• City Council is considering proposals to reform Philadelphia’s violent and traumatic eviction lockout process, which is getting attention after a deputy landlord-tenant officer shot a woman in the head this spring. [WHYY x 2]

• A lot of city gun violence comes from retaliatory shootings between neighborhood groups, and testimony from a recent trial convicting the shooters of a 15-year-old gives some insight into how that becomes a way of life for young Philadelphians. [Inquirer$]

• PCGVR marks its third anniversary this weekend. Here’s a recap of milestones, including the org’s first published academic study (showing episodic news reporting can be harmful) and its first community-journalist all day workshop. [PCGVR/Billy Penn]

By the numbers in Philadelphia

  • 49: Shooting victims recorded last week, vs. 49 the week prior. [City Controller via @PCGVR]
  • 898: Shooting victims this year so far, down 20% vs. this time last year. [PCGVR]
  • 210: Year-to-date homicides, down 16% vs. last year’s pace; up 45% vs. five years ago [Philly Police]


It’s Wawa Hoagie Day, and Mayor Kenney joins the crowds at the Constitution Center to help give away thousands of free sandwiches (12 p.m.). (Stay tuned for our report from hoagie central tomorrow.)

Kenney has two evening engagements: he first joins adult learners at CCP for a GED graduation ceremony (6 p.m.), then heads to Broad and South, where a portion of the Avenue of the Arts is being renamed for Philly legend Jerry Blavat (7 p.m.).


❤️ This is the final week of “Gone & For Ever,” a multidisciplinary memorial to Philadelphians and the HIV/AIDS crisis. Kensington’s Clay Studio presents monumental urns and a movie of the procession by artist Alex Stadler. (Now through Monday, July 3) 

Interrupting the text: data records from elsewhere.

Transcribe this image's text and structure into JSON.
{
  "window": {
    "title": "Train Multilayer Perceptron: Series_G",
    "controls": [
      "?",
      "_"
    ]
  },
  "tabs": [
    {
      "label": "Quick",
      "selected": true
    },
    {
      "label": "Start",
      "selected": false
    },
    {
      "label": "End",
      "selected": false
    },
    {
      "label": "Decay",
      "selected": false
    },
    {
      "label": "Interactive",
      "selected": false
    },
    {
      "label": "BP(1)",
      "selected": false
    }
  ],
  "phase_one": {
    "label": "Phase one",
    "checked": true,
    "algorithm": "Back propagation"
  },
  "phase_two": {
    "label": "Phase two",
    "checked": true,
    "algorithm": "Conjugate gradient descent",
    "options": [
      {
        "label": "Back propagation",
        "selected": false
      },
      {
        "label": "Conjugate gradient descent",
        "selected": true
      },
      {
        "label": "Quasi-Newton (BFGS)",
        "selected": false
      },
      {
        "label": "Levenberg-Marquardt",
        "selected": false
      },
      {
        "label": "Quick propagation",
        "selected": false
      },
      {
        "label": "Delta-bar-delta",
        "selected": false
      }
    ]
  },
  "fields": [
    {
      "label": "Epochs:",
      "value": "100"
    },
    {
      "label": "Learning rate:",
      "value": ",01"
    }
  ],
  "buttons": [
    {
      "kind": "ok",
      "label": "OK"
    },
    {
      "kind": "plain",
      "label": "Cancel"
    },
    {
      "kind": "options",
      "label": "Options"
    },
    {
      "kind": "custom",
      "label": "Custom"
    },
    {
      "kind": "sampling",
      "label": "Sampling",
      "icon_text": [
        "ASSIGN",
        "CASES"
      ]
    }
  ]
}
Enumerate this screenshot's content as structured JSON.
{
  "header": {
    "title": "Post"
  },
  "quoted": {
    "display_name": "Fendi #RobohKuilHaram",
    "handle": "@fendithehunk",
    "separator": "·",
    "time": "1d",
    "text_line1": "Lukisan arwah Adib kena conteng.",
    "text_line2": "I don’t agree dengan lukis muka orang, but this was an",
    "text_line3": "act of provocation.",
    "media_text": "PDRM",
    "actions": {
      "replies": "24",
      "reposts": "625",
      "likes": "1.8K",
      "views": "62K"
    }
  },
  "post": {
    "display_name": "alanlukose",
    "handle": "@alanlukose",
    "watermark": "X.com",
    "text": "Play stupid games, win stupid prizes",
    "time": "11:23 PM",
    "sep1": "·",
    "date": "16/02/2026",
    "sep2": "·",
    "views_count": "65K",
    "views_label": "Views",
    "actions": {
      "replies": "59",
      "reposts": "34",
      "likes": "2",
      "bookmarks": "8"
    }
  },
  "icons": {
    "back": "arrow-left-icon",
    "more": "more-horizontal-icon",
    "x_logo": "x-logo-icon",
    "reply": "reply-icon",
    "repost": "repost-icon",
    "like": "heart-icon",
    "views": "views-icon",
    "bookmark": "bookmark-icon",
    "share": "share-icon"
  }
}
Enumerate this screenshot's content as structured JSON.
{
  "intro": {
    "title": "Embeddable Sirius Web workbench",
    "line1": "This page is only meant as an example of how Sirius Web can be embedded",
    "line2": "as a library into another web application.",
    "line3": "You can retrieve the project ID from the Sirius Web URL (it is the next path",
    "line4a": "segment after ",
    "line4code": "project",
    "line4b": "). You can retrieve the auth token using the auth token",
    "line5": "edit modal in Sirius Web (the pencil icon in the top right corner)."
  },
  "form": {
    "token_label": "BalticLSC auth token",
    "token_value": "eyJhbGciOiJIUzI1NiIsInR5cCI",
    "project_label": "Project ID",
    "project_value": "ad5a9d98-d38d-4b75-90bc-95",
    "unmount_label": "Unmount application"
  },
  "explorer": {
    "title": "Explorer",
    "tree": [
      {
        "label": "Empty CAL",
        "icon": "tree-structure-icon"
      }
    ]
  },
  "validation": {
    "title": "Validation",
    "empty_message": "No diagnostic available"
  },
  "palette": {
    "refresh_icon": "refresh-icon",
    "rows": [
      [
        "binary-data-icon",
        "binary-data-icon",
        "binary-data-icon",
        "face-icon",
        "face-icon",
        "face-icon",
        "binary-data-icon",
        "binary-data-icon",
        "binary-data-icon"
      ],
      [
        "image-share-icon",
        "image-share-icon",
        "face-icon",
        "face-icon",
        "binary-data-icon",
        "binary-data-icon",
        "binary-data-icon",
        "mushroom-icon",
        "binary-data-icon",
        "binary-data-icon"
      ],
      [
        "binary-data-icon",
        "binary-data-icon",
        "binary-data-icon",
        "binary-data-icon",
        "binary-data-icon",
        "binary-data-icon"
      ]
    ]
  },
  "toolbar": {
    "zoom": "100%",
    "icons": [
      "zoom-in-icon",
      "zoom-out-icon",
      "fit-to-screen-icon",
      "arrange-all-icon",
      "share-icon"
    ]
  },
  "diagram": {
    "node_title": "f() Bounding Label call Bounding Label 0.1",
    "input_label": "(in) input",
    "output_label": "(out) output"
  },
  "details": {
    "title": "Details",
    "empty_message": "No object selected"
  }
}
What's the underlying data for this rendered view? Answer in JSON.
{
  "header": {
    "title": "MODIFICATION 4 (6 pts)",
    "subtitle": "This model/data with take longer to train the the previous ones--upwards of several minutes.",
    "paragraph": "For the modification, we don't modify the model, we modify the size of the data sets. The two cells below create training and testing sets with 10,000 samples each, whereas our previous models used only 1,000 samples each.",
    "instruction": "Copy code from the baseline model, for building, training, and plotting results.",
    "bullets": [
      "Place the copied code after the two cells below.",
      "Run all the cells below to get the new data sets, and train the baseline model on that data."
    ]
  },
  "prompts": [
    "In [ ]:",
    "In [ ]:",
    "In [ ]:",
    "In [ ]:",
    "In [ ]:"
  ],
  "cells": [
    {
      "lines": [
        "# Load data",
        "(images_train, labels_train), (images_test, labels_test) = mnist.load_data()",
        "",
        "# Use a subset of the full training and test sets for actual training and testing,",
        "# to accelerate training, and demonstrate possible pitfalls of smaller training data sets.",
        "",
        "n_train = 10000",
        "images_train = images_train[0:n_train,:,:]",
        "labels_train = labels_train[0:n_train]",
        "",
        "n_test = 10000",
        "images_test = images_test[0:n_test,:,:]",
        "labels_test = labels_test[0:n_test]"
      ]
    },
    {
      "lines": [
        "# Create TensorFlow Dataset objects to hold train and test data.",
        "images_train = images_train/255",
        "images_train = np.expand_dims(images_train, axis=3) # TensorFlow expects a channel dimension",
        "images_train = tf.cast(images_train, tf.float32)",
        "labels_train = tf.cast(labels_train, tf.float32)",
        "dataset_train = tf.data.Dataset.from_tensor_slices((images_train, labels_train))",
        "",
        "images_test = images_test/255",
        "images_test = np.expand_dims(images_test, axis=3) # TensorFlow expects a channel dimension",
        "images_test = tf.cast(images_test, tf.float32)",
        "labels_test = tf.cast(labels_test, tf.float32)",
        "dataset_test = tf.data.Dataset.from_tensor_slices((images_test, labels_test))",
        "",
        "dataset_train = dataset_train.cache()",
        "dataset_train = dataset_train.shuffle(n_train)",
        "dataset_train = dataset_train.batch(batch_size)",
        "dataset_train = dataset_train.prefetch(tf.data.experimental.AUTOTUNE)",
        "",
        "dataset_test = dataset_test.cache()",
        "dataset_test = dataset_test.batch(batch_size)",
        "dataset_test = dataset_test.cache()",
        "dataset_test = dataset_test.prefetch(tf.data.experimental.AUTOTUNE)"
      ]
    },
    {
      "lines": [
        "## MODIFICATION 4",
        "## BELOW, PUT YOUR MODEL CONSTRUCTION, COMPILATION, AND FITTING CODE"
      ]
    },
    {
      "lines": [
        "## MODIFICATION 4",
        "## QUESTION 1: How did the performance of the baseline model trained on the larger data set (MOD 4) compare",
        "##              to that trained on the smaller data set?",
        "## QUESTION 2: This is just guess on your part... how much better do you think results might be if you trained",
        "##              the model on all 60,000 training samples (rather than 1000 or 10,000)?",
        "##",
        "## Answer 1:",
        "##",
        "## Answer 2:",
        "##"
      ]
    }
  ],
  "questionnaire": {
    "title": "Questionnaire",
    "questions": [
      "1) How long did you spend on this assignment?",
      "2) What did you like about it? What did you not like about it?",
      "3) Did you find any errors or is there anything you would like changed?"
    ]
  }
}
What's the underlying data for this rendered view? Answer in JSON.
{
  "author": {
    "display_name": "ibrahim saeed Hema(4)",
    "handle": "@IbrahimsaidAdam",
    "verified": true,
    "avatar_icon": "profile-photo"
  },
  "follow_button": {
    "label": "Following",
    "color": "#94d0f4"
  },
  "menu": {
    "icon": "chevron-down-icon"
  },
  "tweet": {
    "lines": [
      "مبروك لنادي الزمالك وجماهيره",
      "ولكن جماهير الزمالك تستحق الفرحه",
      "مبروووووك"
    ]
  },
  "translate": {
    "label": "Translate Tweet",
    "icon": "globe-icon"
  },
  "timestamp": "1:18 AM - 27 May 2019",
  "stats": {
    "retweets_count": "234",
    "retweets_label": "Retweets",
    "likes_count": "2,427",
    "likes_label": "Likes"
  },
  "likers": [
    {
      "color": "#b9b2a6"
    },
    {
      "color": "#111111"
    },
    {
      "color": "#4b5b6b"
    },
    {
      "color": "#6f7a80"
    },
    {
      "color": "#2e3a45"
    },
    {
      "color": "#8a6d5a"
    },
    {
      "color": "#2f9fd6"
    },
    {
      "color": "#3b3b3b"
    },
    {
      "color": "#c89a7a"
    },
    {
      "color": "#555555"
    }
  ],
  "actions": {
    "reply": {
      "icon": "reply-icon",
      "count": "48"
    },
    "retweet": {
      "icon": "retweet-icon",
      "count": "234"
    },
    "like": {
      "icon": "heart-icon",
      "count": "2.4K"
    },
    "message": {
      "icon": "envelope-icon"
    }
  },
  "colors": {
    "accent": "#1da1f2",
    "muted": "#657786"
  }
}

👟 Put on comfy shoes for the Welcome America Avenue of the Arts Block Party along a South Broad Street filled with music, food, dancing, and live performances. (11 a.m. to 7 p.m. Saturday, July 1)